Instructions to follow =>
From the listing below, extract each entry exactly as written, minus the images.

Record excerpts =>
>>>

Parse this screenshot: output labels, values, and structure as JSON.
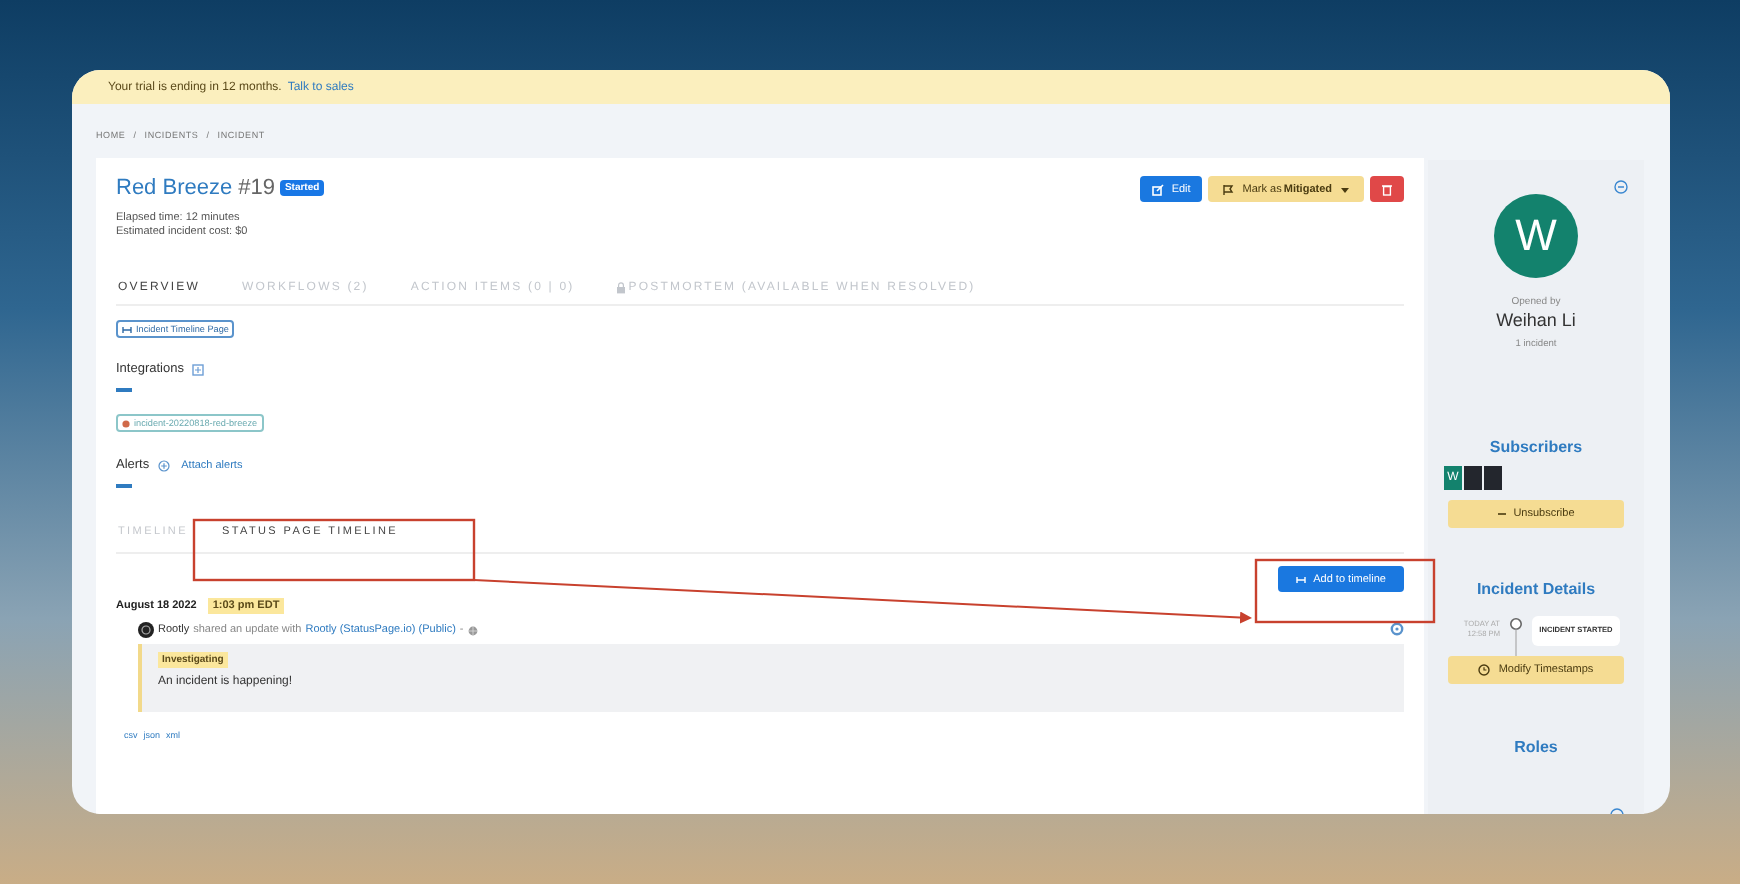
{
  "banner": {
    "text": "Your trial is ending in 12 months.",
    "link": "Talk to sales"
  },
  "breadcrumb": {
    "items": [
      "HOME",
      "INCIDENTS",
      "INCIDENT"
    ],
    "separator": "/"
  },
  "incident": {
    "title": "Red Breeze",
    "number": "#19",
    "status": "Started",
    "elapsed": "Elapsed time: 12 minutes",
    "cost": "Estimated incident cost: $0"
  },
  "actions": {
    "edit": "Edit",
    "mark_prefix": "Mark as",
    "mark_state": "Mitigated"
  },
  "tabs": [
    {
      "label": "OVERVIEW",
      "selected": true,
      "locked": false
    },
    {
      "label": "WORKFLOWS (2)",
      "selected": false,
      "locked": false
    },
    {
      "label": "ACTION ITEMS (0 | 0)",
      "selected": false,
      "locked": false
    },
    {
      "label": "POSTMORTEM (AVAILABLE WHEN RESOLVED)",
      "selected": false,
      "locked": true
    }
  ],
  "timeline_page_link": "Incident Timeline Page",
  "integrations": {
    "title": "Integrations",
    "chip": "incident-20220818-red-breeze"
  },
  "alerts": {
    "title": "Alerts",
    "action": "Attach alerts"
  },
  "subtabs": [
    {
      "label": "TIMELINE",
      "selected": false
    },
    {
      "label": "STATUS PAGE TIMELINE",
      "selected": true
    }
  ],
  "add_button": "Add to timeline",
  "entry": {
    "date": "August 18 2022",
    "time": "1:03 pm EDT",
    "author": "Rootly",
    "action": "shared an update with",
    "target": "Rootly (StatusPage.io) (Public)",
    "separator": "-",
    "status": "Investigating",
    "message": "An incident is happening!"
  },
  "exports": [
    "csv",
    "json",
    "xml"
  ],
  "sidebar": {
    "avatar_letter": "W",
    "opened_label": "Opened by",
    "name": "Weihan Li",
    "count": "1 incident",
    "subscribers_title": "Subscribers",
    "subscribers": [
      {
        "letter": "W",
        "color": "#13826d"
      },
      {
        "color": "#23262d"
      },
      {
        "color": "#23262d"
      }
    ],
    "unsubscribe": "Unsubscribe",
    "details_title": "Incident Details",
    "event_time": "TODAY AT 12:58 PM",
    "event_label": "INCIDENT STARTED",
    "modify": "Modify Timestamps",
    "roles_title": "Roles"
  }
}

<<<

Finished task =>
Parse this screenshot: output labels, values, and structure as JSON.
{
  "banner": {
    "text": "Your trial is ending in 12 months.",
    "link": "Talk to sales"
  },
  "breadcrumb": {
    "items": [
      "HOME",
      "INCIDENTS",
      "INCIDENT"
    ],
    "separator": "/"
  },
  "incident": {
    "title": "Red Breeze",
    "number": "#19",
    "status": "Started",
    "elapsed": "Elapsed time: 12 minutes",
    "cost": "Estimated incident cost: $0"
  },
  "actions": {
    "edit": "Edit",
    "mark_prefix": "Mark as",
    "mark_state": "Mitigated"
  },
  "tabs": [
    {
      "label": "OVERVIEW",
      "selected": true,
      "locked": false
    },
    {
      "label": "WORKFLOWS (2)",
      "selected": false,
      "locked": false
    },
    {
      "label": "ACTION ITEMS (0 | 0)",
      "selected": false,
      "locked": false
    },
    {
      "label": "POSTMORTEM (AVAILABLE WHEN RESOLVED)",
      "selected": false,
      "locked": true
    }
  ],
  "timeline_page_link": "Incident Timeline Page",
  "integrations": {
    "title": "Integrations",
    "chip": "incident-20220818-red-breeze"
  },
  "alerts": {
    "title": "Alerts",
    "action": "Attach alerts"
  },
  "subtabs": [
    {
      "label": "TIMELINE",
      "selected": false
    },
    {
      "label": "STATUS PAGE TIMELINE",
      "selected": true
    }
  ],
  "add_button": "Add to timeline",
  "entry": {
    "date": "August 18 2022",
    "time": "1:03 pm EDT",
    "author": "Rootly",
    "action": "shared an update with",
    "target": "Rootly (StatusPage.io) (Public)",
    "separator": "-",
    "status": "Investigating",
    "message": "An incident is happening!"
  },
  "exports": [
    "csv",
    "json",
    "xml"
  ],
  "sidebar": {
    "avatar_letter": "W",
    "opened_label": "Opened by",
    "name": "Weihan Li",
    "count": "1 incident",
    "subscribers_title": "Subscribers",
    "subscribers": [
      {
        "letter": "W",
        "color": "#13826d"
      },
      {
        "color": "#23262d"
      },
      {
        "color": "#23262d"
      }
    ],
    "unsubscribe": "Unsubscribe",
    "details_title": "Incident Details",
    "event_time": "TODAY AT 12:58 PM",
    "event_label": "INCIDENT STARTED",
    "modify": "Modify Timestamps",
    "roles_title": "Roles"
  }
}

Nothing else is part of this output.